Web page and app entries —
* * * *
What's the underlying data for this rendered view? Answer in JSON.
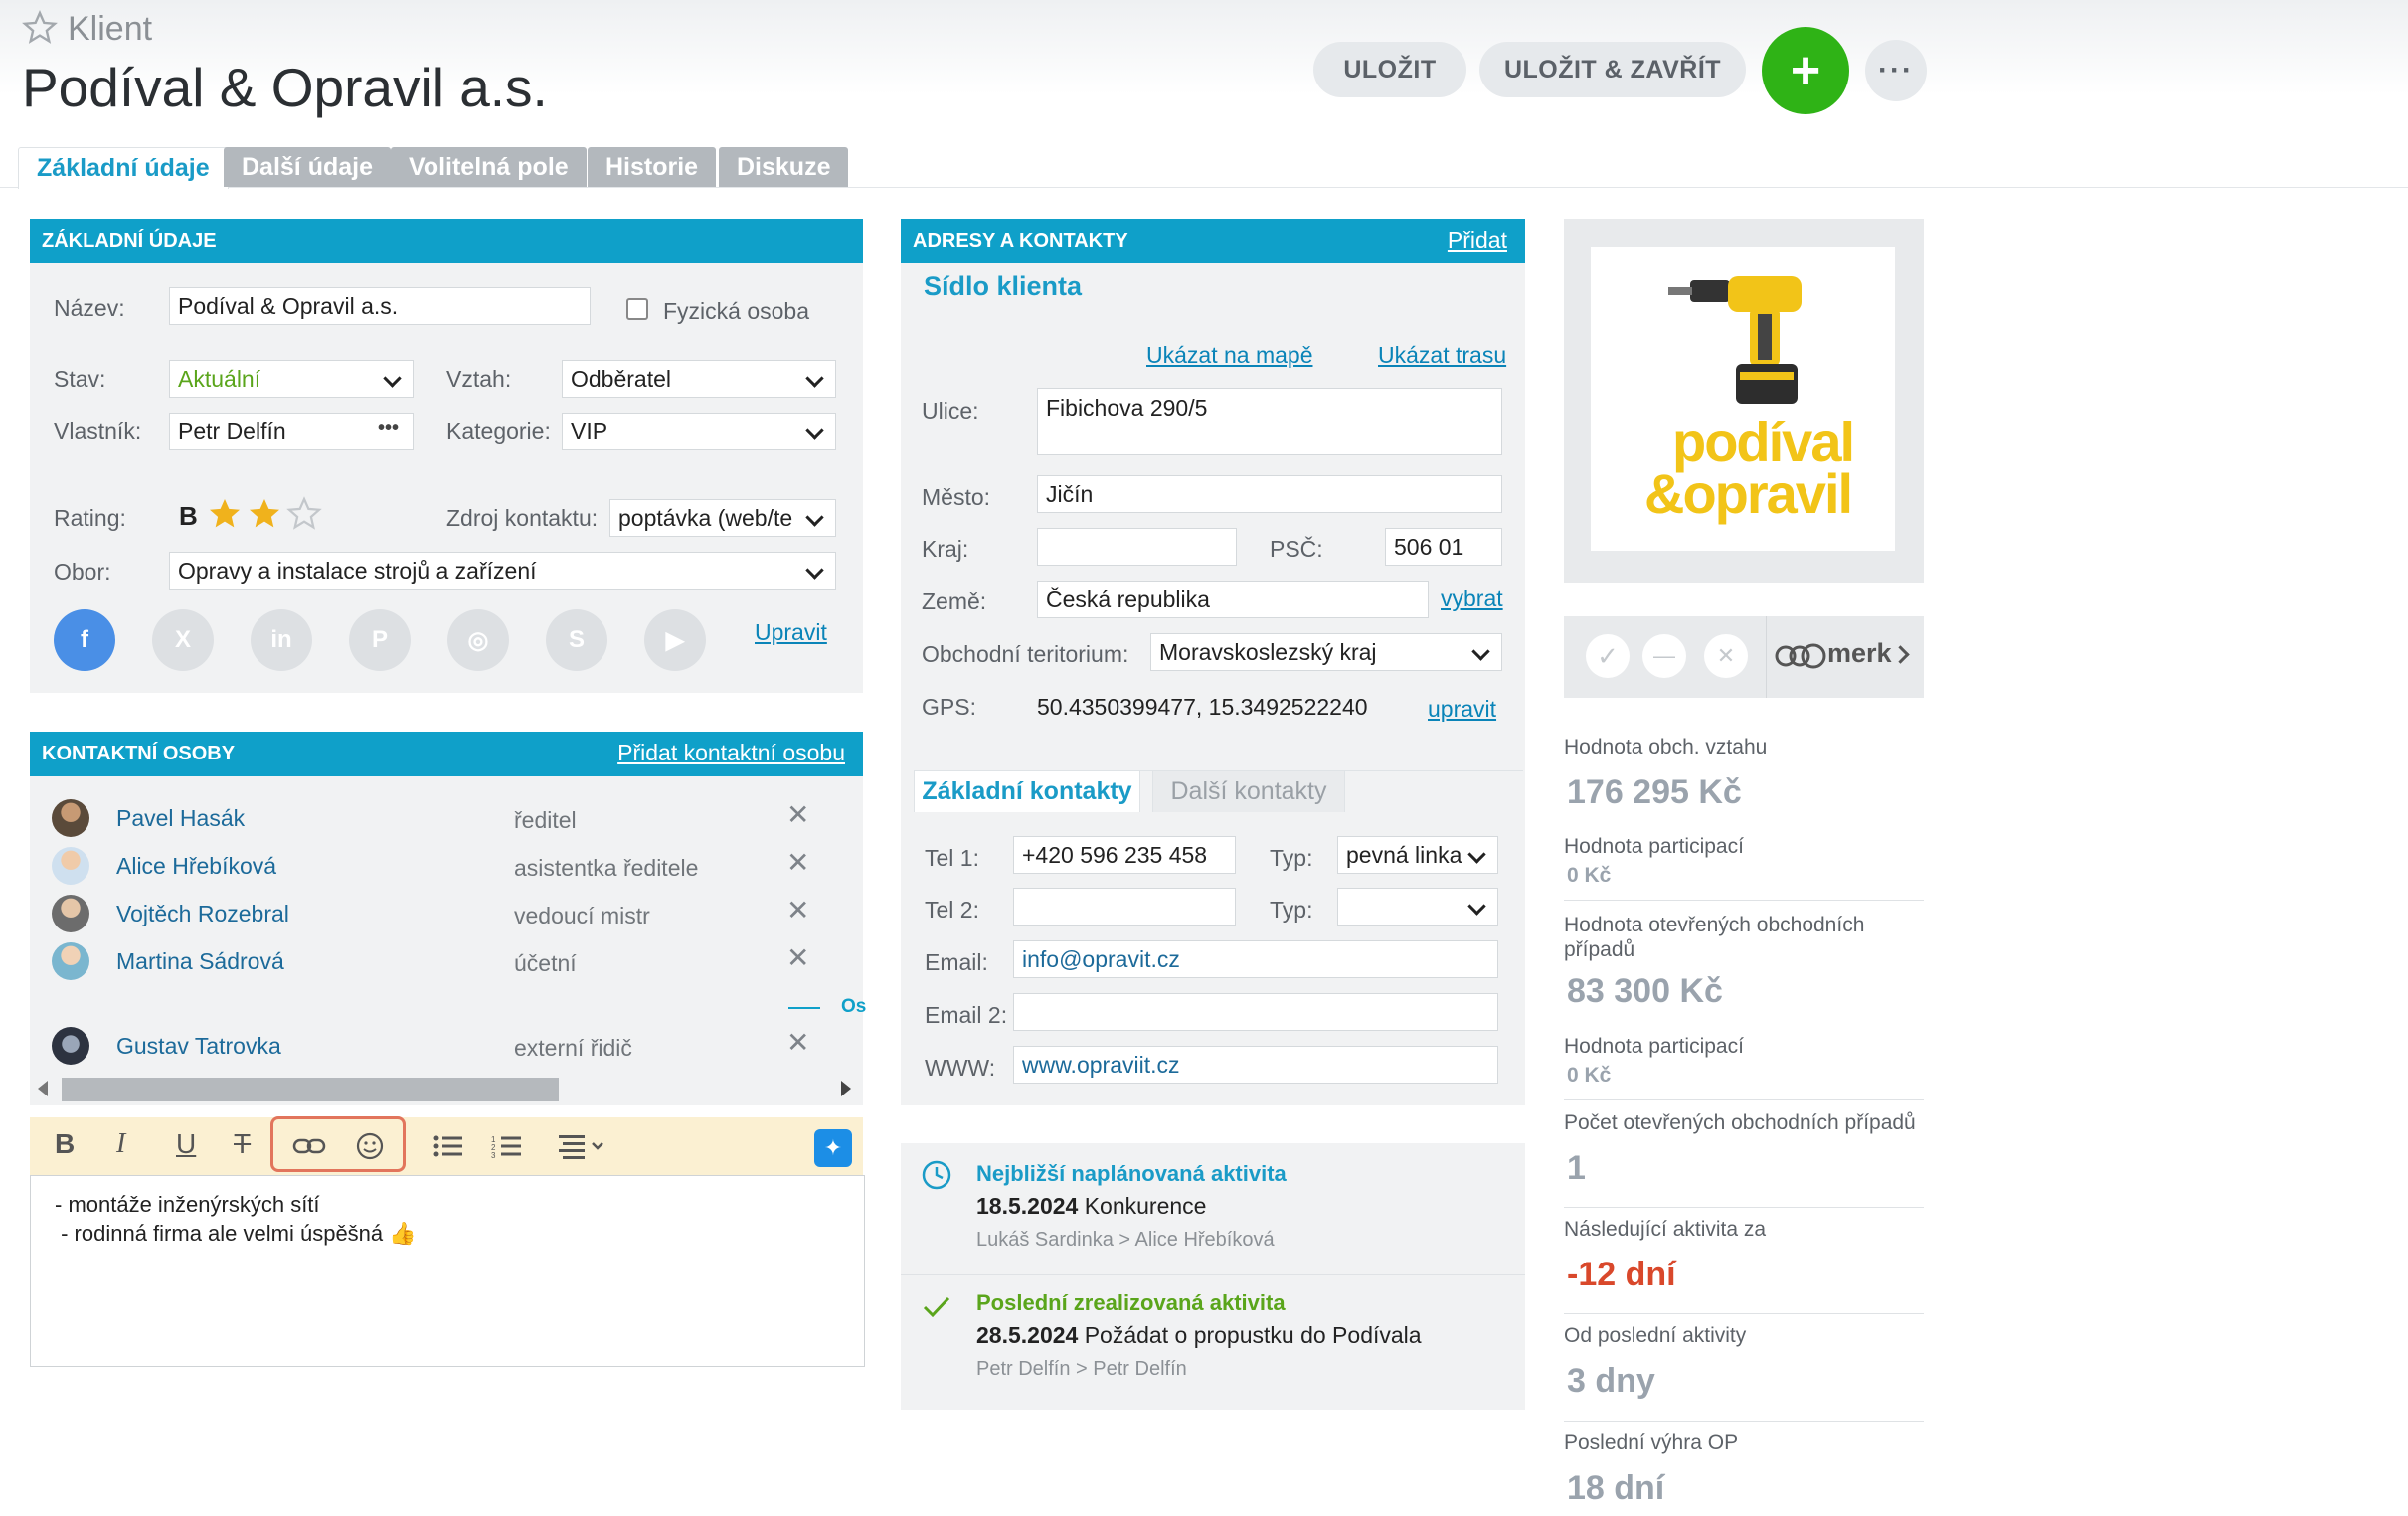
{
  "header": {
    "breadcrumb": "Klient",
    "title": "Podíval & Opravil a.s.",
    "save_label": "ULOŽIT",
    "save_close_label": "ULOŽIT & ZAVŘÍT",
    "add_label": "+",
    "more_label": "···"
  },
  "tabs": [
    {
      "label": "Základní údaje"
    },
    {
      "label": "Další údaje"
    },
    {
      "label": "Volitelná pole"
    },
    {
      "label": "Historie"
    },
    {
      "label": "Diskuze"
    }
  ],
  "basic": {
    "heading": "ZÁKLADNÍ ÚDAJE",
    "name_label": "Název:",
    "name_value": "Podíval & Opravil a.s.",
    "person_label": "Fyzická osoba",
    "status_label": "Stav:",
    "status_value": "Aktuální",
    "relation_label": "Vztah:",
    "relation_value": "Odběratel",
    "owner_label": "Vlastník:",
    "owner_value": "Petr Delfín",
    "owner_more": "•••",
    "category_label": "Kategorie:",
    "category_value": "VIP",
    "rating_label": "Rating:",
    "rating_letter": "B",
    "rating_stars": 2,
    "rating_max": 3,
    "source_label": "Zdroj kontaktu:",
    "source_value": "poptávka (web/te",
    "field_label": "Obor:",
    "field_value": "Opravy a instalace strojů a zařízení",
    "social": [
      "f",
      "X",
      "in",
      "P",
      "◎",
      "S",
      "▶"
    ],
    "edit_link": "Upravit"
  },
  "contacts": {
    "heading": "KONTAKTNÍ OSOBY",
    "add_link": "Přidat kontaktní osobu",
    "people": [
      {
        "name": "Pavel Hasák",
        "role": "ředitel"
      },
      {
        "name": "Alice Hřebíková",
        "role": "asistentka ředitele"
      },
      {
        "name": "Vojtěch Rozebral",
        "role": "vedoucí mistr"
      },
      {
        "name": "Martina Sádrová",
        "role": "účetní"
      },
      {
        "name": "Gustav Tatrovka",
        "role": "externí řidič"
      }
    ],
    "remove_glyph": "✕",
    "cut_label": "Os"
  },
  "editor": {
    "line1": "- montáže inženýrských sítí",
    "line2": " - rodinná firma ale velmi úspěšná 👍"
  },
  "address": {
    "heading": "ADRESY A KONTAKTY",
    "add_link": "Přidat",
    "section_title": "Sídlo klienta",
    "map_link": "Ukázat na mapě",
    "route_link": "Ukázat trasu",
    "street_label": "Ulice:",
    "street_value": "Fibichova 290/5",
    "city_label": "Město:",
    "city_value": "Jičín",
    "region_label": "Kraj:",
    "region_value": "",
    "zip_label": "PSČ:",
    "zip_value": "506 01",
    "country_label": "Země:",
    "country_value": "Česká republika",
    "choose_link": "vybrat",
    "territory_label": "Obchodní teritorium:",
    "territory_value": "Moravskoslezský kraj",
    "gps_label": "GPS:",
    "gps_value": "50.4350399477, 15.3492522240",
    "gps_edit": "upravit",
    "tab_basic": "Základní kontakty",
    "tab_more": "Další kontakty",
    "tel1_label": "Tel 1:",
    "tel1_value": "+420 596 235 458",
    "type_label": "Typ:",
    "type1_value": "pevná linka",
    "tel2_label": "Tel 2:",
    "tel2_value": "",
    "type2_value": "",
    "email_label": "Email:",
    "email_value": "info@opravit.cz",
    "email2_label": "Email 2:",
    "email2_value": "",
    "www_label": "WWW:",
    "www_value": "www.opraviit.cz"
  },
  "activity": {
    "next_title": "Nejbližší naplánovaná aktivita",
    "next_date": "18.5.2024",
    "next_subject": "Konkurence",
    "next_people": "Lukáš Sardinka > Alice Hřebíková",
    "last_title": "Poslední zrealizovaná aktivita",
    "last_date": "28.5.2024",
    "last_subject": "Požádat o propustku do Podívala",
    "last_people": "Petr Delfín > Petr Delfín"
  },
  "logo": {
    "line1": "podíval",
    "line2": "&opravil"
  },
  "merk": {
    "label": "merk",
    "check": "✓",
    "minus": "—",
    "close": "✕"
  },
  "stats": [
    {
      "label": "Hodnota obch. vztahu",
      "value": "176 295 Kč"
    },
    {
      "label": "Hodnota participací",
      "value": "0 Kč"
    },
    {
      "label": "Hodnota otevřených obchodních případů",
      "value": "83 300 Kč"
    },
    {
      "label": "Hodnota participací",
      "value": "0 Kč"
    },
    {
      "label": "Počet otevřených obchodních případů",
      "value": "1"
    },
    {
      "label": "Následující aktivita za",
      "value": "-12 dní"
    },
    {
      "label": "Od poslední aktivity",
      "value": "3 dny"
    },
    {
      "label": "Poslední výhra OP",
      "value": "18 dní"
    }
  ],
  "colors": {
    "accent": "#0fa0c9",
    "add_button": "#2fb316",
    "negative": "#d9482b",
    "status_green": "#5aa51b",
    "star": "#f0b21c"
  }
}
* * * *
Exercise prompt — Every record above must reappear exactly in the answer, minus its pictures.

Output —
What's the underlying data for this rendered view? Answer in JSON.
{
  "header": {
    "breadcrumb": "Klient",
    "title": "Podíval & Opravil a.s.",
    "save_label": "ULOŽIT",
    "save_close_label": "ULOŽIT & ZAVŘÍT",
    "add_label": "+",
    "more_label": "···"
  },
  "tabs": [
    {
      "label": "Základní údaje"
    },
    {
      "label": "Další údaje"
    },
    {
      "label": "Volitelná pole"
    },
    {
      "label": "Historie"
    },
    {
      "label": "Diskuze"
    }
  ],
  "basic": {
    "heading": "ZÁKLADNÍ ÚDAJE",
    "name_label": "Název:",
    "name_value": "Podíval & Opravil a.s.",
    "person_label": "Fyzická osoba",
    "status_label": "Stav:",
    "status_value": "Aktuální",
    "relation_label": "Vztah:",
    "relation_value": "Odběratel",
    "owner_label": "Vlastník:",
    "owner_value": "Petr Delfín",
    "owner_more": "•••",
    "category_label": "Kategorie:",
    "category_value": "VIP",
    "rating_label": "Rating:",
    "rating_letter": "B",
    "rating_stars": 2,
    "rating_max": 3,
    "source_label": "Zdroj kontaktu:",
    "source_value": "poptávka (web/te",
    "field_label": "Obor:",
    "field_value": "Opravy a instalace strojů a zařízení",
    "social": [
      "f",
      "X",
      "in",
      "P",
      "◎",
      "S",
      "▶"
    ],
    "edit_link": "Upravit"
  },
  "contacts": {
    "heading": "KONTAKTNÍ OSOBY",
    "add_link": "Přidat kontaktní osobu",
    "people": [
      {
        "name": "Pavel Hasák",
        "role": "ředitel"
      },
      {
        "name": "Alice Hřebíková",
        "role": "asistentka ředitele"
      },
      {
        "name": "Vojtěch Rozebral",
        "role": "vedoucí mistr"
      },
      {
        "name": "Martina Sádrová",
        "role": "účetní"
      },
      {
        "name": "Gustav Tatrovka",
        "role": "externí řidič"
      }
    ],
    "remove_glyph": "✕",
    "cut_label": "Os"
  },
  "editor": {
    "line1": "- montáže inženýrských sítí",
    "line2": " - rodinná firma ale velmi úspěšná 👍"
  },
  "address": {
    "heading": "ADRESY A KONTAKTY",
    "add_link": "Přidat",
    "section_title": "Sídlo klienta",
    "map_link": "Ukázat na mapě",
    "route_link": "Ukázat trasu",
    "street_label": "Ulice:",
    "street_value": "Fibichova 290/5",
    "city_label": "Město:",
    "city_value": "Jičín",
    "region_label": "Kraj:",
    "region_value": "",
    "zip_label": "PSČ:",
    "zip_value": "506 01",
    "country_label": "Země:",
    "country_value": "Česká republika",
    "choose_link": "vybrat",
    "territory_label": "Obchodní teritorium:",
    "territory_value": "Moravskoslezský kraj",
    "gps_label": "GPS:",
    "gps_value": "50.4350399477, 15.3492522240",
    "gps_edit": "upravit",
    "tab_basic": "Základní kontakty",
    "tab_more": "Další kontakty",
    "tel1_label": "Tel 1:",
    "tel1_value": "+420 596 235 458",
    "type_label": "Typ:",
    "type1_value": "pevná linka",
    "tel2_label": "Tel 2:",
    "tel2_value": "",
    "type2_value": "",
    "email_label": "Email:",
    "email_value": "info@opravit.cz",
    "email2_label": "Email 2:",
    "email2_value": "",
    "www_label": "WWW:",
    "www_value": "www.opraviit.cz"
  },
  "activity": {
    "next_title": "Nejbližší naplánovaná aktivita",
    "next_date": "18.5.2024",
    "next_subject": "Konkurence",
    "next_people": "Lukáš Sardinka > Alice Hřebíková",
    "last_title": "Poslední zrealizovaná aktivita",
    "last_date": "28.5.2024",
    "last_subject": "Požádat o propustku do Podívala",
    "last_people": "Petr Delfín > Petr Delfín"
  },
  "logo": {
    "line1": "podíval",
    "line2": "&opravil"
  },
  "merk": {
    "label": "merk",
    "check": "✓",
    "minus": "—",
    "close": "✕"
  },
  "stats": [
    {
      "label": "Hodnota obch. vztahu",
      "value": "176 295 Kč"
    },
    {
      "label": "Hodnota participací",
      "value": "0 Kč"
    },
    {
      "label": "Hodnota otevřených obchodních případů",
      "value": "83 300 Kč"
    },
    {
      "label": "Hodnota participací",
      "value": "0 Kč"
    },
    {
      "label": "Počet otevřených obchodních případů",
      "value": "1"
    },
    {
      "label": "Následující aktivita za",
      "value": "-12 dní"
    },
    {
      "label": "Od poslední aktivity",
      "value": "3 dny"
    },
    {
      "label": "Poslední výhra OP",
      "value": "18 dní"
    }
  ],
  "colors": {
    "accent": "#0fa0c9",
    "add_button": "#2fb316",
    "negative": "#d9482b",
    "status_green": "#5aa51b",
    "star": "#f0b21c"
  }
}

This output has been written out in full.